Socially Embedded Investments: Explaining Gender Differences in Job-Specific Skills Articles uri icon

publication date

  • November 2012

start page

  • 592

end page

  • 634

issue

  • 3

volume

  • 118

International Standard Serial Number (ISSN)

  • 0002-9602

abstract

  • This article offers an innovative explanation for gender differences in job specialization that connects individual choices to the social structure. Decisions about jobs are modeled as a choice over different tenure-reward slopes, which are steeper for more specialized skills. The choice of job depends on expected duration. Individuals have imperfect information about their probability of success in different jobs and form expectations partly by observing the social context. Because women face greater constraints and uncertainties than men, their choices depend more on this context. Contextual influences on job specialization are tested for European respondents nested in 234 different regions.
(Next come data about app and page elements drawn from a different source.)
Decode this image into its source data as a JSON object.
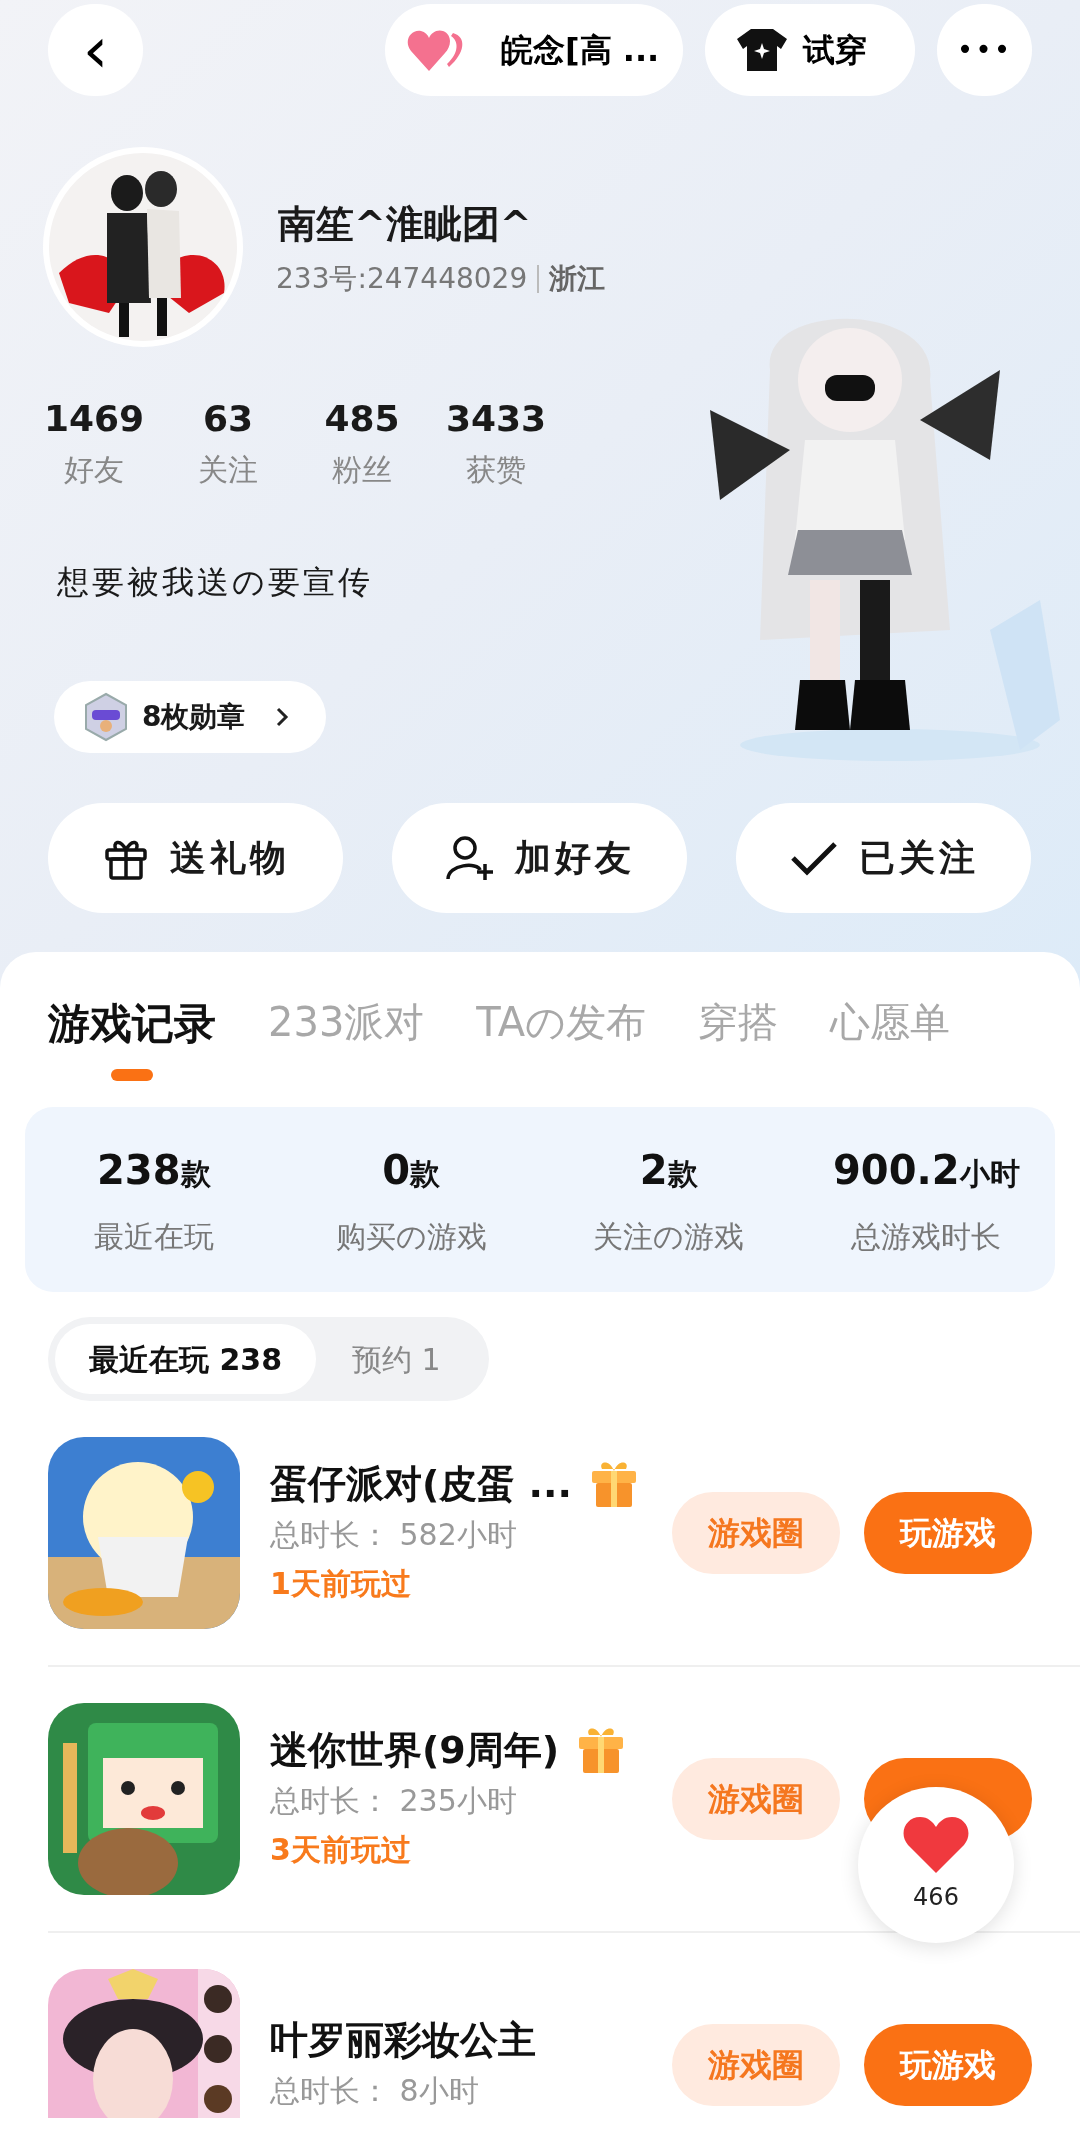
{
  "top_bar": {
    "back": "‹",
    "ship": {
      "label": "皖念[高 ..."
    },
    "try_on": {
      "label": "试穿"
    },
    "more": "•••"
  },
  "profile": {
    "name": "南笙^淮眦团^",
    "id": "233号:247448029",
    "region": "浙江",
    "stats": [
      {
        "value": "1469",
        "label": "好友"
      },
      {
        "value": "63",
        "label": "关注"
      },
      {
        "value": "485",
        "label": "粉丝"
      },
      {
        "value": "3433",
        "label": "获赞"
      }
    ],
    "bio": "想要被我送の要宣传",
    "medals": "8枚勋章"
  },
  "actions": [
    {
      "kind": "gift",
      "label": "送礼物"
    },
    {
      "kind": "add",
      "label": "加好友"
    },
    {
      "kind": "check",
      "label": "已关注"
    }
  ],
  "tabs": [
    {
      "label": "游戏记录",
      "selected": true
    },
    {
      "label": "233派对",
      "selected": false
    },
    {
      "label": "TAの发布",
      "selected": false
    },
    {
      "label": "穿搭",
      "selected": false
    },
    {
      "label": "心愿单",
      "selected": false
    }
  ],
  "summary": [
    {
      "value": "238",
      "unit": "款",
      "label": "最近在玩"
    },
    {
      "value": "0",
      "unit": "款",
      "label": "购买の游戏"
    },
    {
      "value": "2",
      "unit": "款",
      "label": "关注の游戏"
    },
    {
      "value": "900.2",
      "unit": "小时",
      "label": "总游戏时长"
    }
  ],
  "sub_tabs": [
    {
      "label": "最近在玩 238",
      "selected": true
    },
    {
      "label": "预约 1",
      "selected": false
    }
  ],
  "games": [
    {
      "title": "蛋仔派对(皮蛋 ...",
      "gift": true,
      "duration": "总时长： 582小时",
      "last_played": "1天前玩过",
      "circle": "游戏圈",
      "play": "玩游戏"
    },
    {
      "title": "迷你世界(9周年)",
      "gift": true,
      "duration": "总时长： 235小时",
      "last_played": "3天前玩过",
      "circle": "游戏圈"
    },
    {
      "title": "叶罗丽彩妆公主",
      "gift": false,
      "duration": "总时长： 8小时",
      "circle": "游戏圈",
      "play": "玩游戏"
    }
  ],
  "like_button": {
    "count": "466"
  }
}
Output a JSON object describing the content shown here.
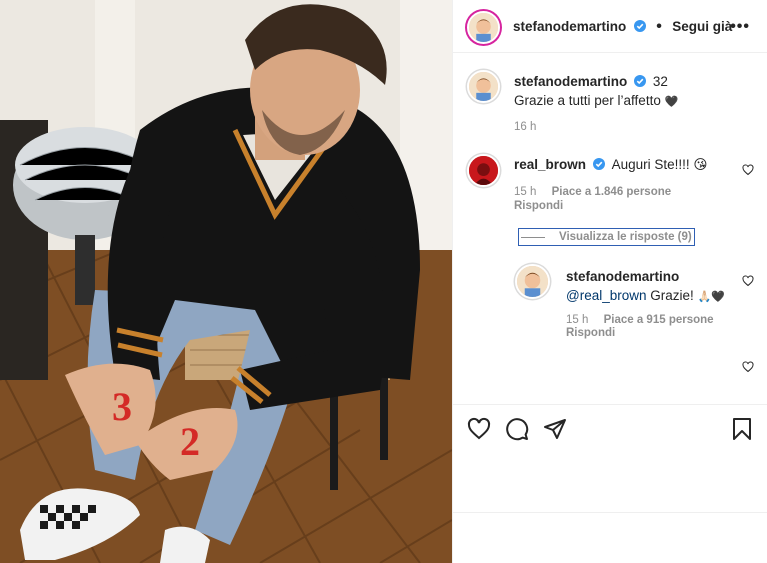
{
  "post": {
    "author": "stefanodemartino",
    "header_follow_label": "Segui già",
    "header_more_label": "•••"
  },
  "caption": {
    "author": "stefanodemartino",
    "title_text": "32",
    "body_text": "Grazie a tutti per l’affetto",
    "heart_glyph": "🖤",
    "time": "16 h"
  },
  "comments": [
    {
      "author": "real_brown",
      "text": "Auguri Ste!!!!",
      "emoji": "😘",
      "time": "15 h",
      "likes": "Piace a 1.846 persone",
      "reply_label": "Rispondi"
    }
  ],
  "view_replies_label": "Visualizza le risposte (9)",
  "reply": {
    "author": "stefanodemartino",
    "mention": "@real_brown",
    "text": "Grazie!",
    "emoji": "🙏🏻🖤",
    "time": "15 h",
    "likes": "Piace a 915 persone",
    "reply_label": "Rispondi"
  },
  "icons": {
    "verified": "verified-badge-icon",
    "like": "heart-icon",
    "comment": "comment-icon",
    "share": "share-icon",
    "save": "bookmark-icon"
  },
  "colors": {
    "verified_blue": "#3897f0",
    "text": "#262626",
    "secondary": "#8e8e8e"
  }
}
Consonant with the theory's predictions, women are found to have more specialized jobs in regions where (1) the preceding generation's job specialization diverged less by gender, (2) peers arrange a more equal division of housework, and (3) peers have fewer children.

keywords

  • gender differences; job specialization; choice of job; gender roles